| ENTRIES SUPPLIED |
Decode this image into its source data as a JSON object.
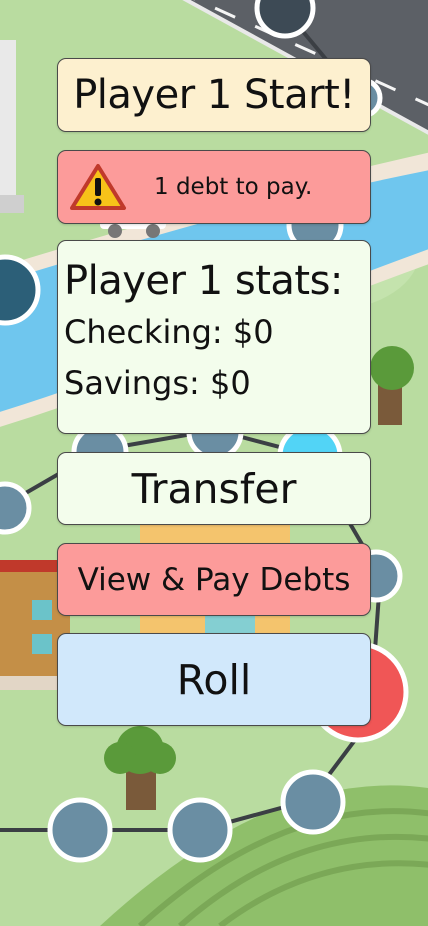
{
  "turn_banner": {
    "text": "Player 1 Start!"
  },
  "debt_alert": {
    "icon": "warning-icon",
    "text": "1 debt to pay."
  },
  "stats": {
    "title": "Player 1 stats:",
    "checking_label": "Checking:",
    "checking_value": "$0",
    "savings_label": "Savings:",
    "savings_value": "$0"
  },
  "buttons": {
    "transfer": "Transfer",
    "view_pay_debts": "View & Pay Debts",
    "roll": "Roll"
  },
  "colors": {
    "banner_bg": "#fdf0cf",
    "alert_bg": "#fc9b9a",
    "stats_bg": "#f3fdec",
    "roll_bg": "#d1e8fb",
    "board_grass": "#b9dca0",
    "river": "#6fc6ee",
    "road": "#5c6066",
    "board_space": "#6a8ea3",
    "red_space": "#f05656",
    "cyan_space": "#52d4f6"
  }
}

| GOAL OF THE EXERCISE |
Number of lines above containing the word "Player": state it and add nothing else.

| OUTPUT OF THE TASK |
2